#### PROBLEM STATEMENT:
Keep the pictures out, and restate the listing that follows exactly as written.

#### DATASET ENTRIES:
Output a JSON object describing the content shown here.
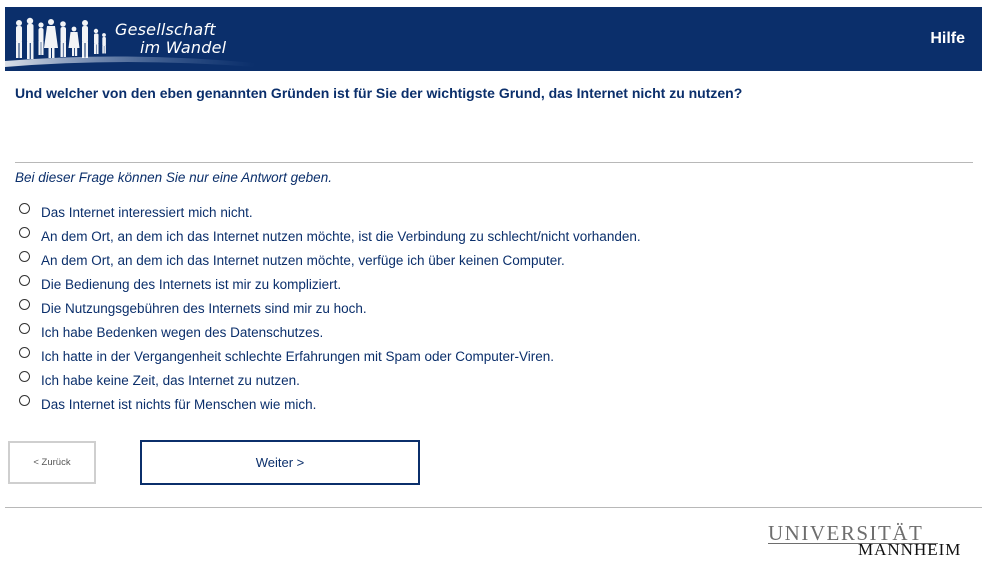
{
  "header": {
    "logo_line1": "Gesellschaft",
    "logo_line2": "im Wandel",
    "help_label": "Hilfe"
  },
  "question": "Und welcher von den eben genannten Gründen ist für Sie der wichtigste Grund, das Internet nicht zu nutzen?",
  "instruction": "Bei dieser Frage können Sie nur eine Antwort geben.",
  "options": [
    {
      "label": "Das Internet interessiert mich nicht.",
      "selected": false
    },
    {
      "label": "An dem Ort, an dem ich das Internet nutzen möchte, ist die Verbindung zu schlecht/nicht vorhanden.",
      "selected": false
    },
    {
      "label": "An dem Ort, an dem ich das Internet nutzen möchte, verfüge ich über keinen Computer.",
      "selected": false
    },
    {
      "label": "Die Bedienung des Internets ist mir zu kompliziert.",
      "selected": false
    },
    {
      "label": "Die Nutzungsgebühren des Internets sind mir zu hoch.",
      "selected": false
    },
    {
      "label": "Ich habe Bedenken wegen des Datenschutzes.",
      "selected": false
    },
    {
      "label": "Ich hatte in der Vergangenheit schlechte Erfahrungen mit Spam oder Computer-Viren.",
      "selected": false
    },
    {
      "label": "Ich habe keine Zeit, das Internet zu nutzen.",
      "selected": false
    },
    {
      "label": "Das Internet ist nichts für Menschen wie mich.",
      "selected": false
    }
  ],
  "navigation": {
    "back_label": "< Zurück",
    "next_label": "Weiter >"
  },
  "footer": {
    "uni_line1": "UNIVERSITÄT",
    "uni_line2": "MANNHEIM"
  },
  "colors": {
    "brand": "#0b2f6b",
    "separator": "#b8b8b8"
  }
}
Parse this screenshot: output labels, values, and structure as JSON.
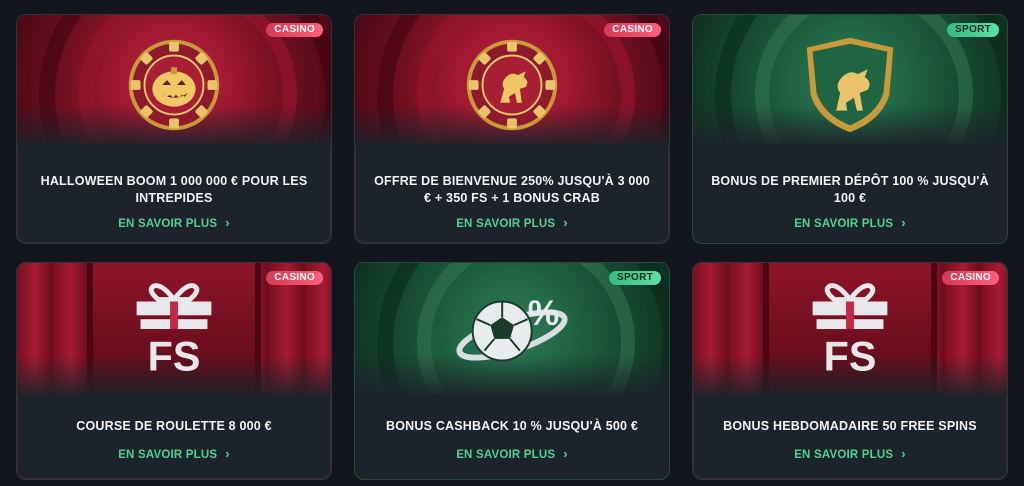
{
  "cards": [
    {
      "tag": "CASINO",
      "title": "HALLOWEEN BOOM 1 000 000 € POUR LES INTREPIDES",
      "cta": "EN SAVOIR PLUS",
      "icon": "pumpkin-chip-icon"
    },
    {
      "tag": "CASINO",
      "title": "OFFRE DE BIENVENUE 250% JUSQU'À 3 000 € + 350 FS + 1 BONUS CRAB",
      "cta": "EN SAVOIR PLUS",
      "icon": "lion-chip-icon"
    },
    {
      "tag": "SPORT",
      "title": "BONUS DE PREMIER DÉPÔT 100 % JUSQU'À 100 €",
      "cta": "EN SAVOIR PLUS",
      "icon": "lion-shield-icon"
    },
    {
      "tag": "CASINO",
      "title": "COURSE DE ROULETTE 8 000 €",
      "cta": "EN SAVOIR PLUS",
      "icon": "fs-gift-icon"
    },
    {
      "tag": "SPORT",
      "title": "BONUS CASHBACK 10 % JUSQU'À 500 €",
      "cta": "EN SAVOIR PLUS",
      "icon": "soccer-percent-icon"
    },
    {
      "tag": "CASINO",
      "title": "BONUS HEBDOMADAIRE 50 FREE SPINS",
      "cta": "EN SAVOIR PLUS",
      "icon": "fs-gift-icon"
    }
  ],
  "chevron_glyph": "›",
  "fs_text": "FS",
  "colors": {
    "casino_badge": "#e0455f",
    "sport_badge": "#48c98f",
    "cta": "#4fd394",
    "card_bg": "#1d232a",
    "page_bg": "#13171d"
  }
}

#### RESULT:
Output a JSON object describing the content shown here.
{
  "header": {
    "logo_line1": "Gesellschaft",
    "logo_line2": "im Wandel",
    "help_label": "Hilfe"
  },
  "question": "Und welcher von den eben genannten Gründen ist für Sie der wichtigste Grund, das Internet nicht zu nutzen?",
  "instruction": "Bei dieser Frage können Sie nur eine Antwort geben.",
  "options": [
    {
      "label": "Das Internet interessiert mich nicht.",
      "selected": false
    },
    {
      "label": "An dem Ort, an dem ich das Internet nutzen möchte, ist die Verbindung zu schlecht/nicht vorhanden.",
      "selected": false
    },
    {
      "label": "An dem Ort, an dem ich das Internet nutzen möchte, verfüge ich über keinen Computer.",
      "selected": false
    },
    {
      "label": "Die Bedienung des Internets ist mir zu kompliziert.",
      "selected": false
    },
    {
      "label": "Die Nutzungsgebühren des Internets sind mir zu hoch.",
      "selected": false
    },
    {
      "label": "Ich habe Bedenken wegen des Datenschutzes.",
      "selected": false
    },
    {
      "label": "Ich hatte in der Vergangenheit schlechte Erfahrungen mit Spam oder Computer-Viren.",
      "selected": false
    },
    {
      "label": "Ich habe keine Zeit, das Internet zu nutzen.",
      "selected": false
    },
    {
      "label": "Das Internet ist nichts für Menschen wie mich.",
      "selected": false
    }
  ],
  "navigation": {
    "back_label": "< Zurück",
    "next_label": "Weiter >"
  },
  "footer": {
    "uni_line1": "UNIVERSITÄT",
    "uni_line2": "MANNHEIM"
  },
  "colors": {
    "brand": "#0b2f6b",
    "separator": "#b8b8b8"
  }
}
Parse this screenshot: output labels, values, and structure as JSON.
{
  "cards": [
    {
      "tag": "CASINO",
      "title": "HALLOWEEN BOOM 1 000 000 € POUR LES INTREPIDES",
      "cta": "EN SAVOIR PLUS",
      "icon": "pumpkin-chip-icon"
    },
    {
      "tag": "CASINO",
      "title": "OFFRE DE BIENVENUE 250% JUSQU'À 3 000 € + 350 FS + 1 BONUS CRAB",
      "cta": "EN SAVOIR PLUS",
      "icon": "lion-chip-icon"
    },
    {
      "tag": "SPORT",
      "title": "BONUS DE PREMIER DÉPÔT 100 % JUSQU'À 100 €",
      "cta": "EN SAVOIR PLUS",
      "icon": "lion-shield-icon"
    },
    {
      "tag": "CASINO",
      "title": "COURSE DE ROULETTE 8 000 €",
      "cta": "EN SAVOIR PLUS",
      "icon": "fs-gift-icon"
    },
    {
      "tag": "SPORT",
      "title": "BONUS CASHBACK 10 % JUSQU'À 500 €",
      "cta": "EN SAVOIR PLUS",
      "icon": "soccer-percent-icon"
    },
    {
      "tag": "CASINO",
      "title": "BONUS HEBDOMADAIRE 50 FREE SPINS",
      "cta": "EN SAVOIR PLUS",
      "icon": "fs-gift-icon"
    }
  ],
  "chevron_glyph": "›",
  "fs_text": "FS",
  "colors": {
    "casino_badge": "#e0455f",
    "sport_badge": "#48c98f",
    "cta": "#4fd394",
    "card_bg": "#1d232a",
    "page_bg": "#13171d"
  }
}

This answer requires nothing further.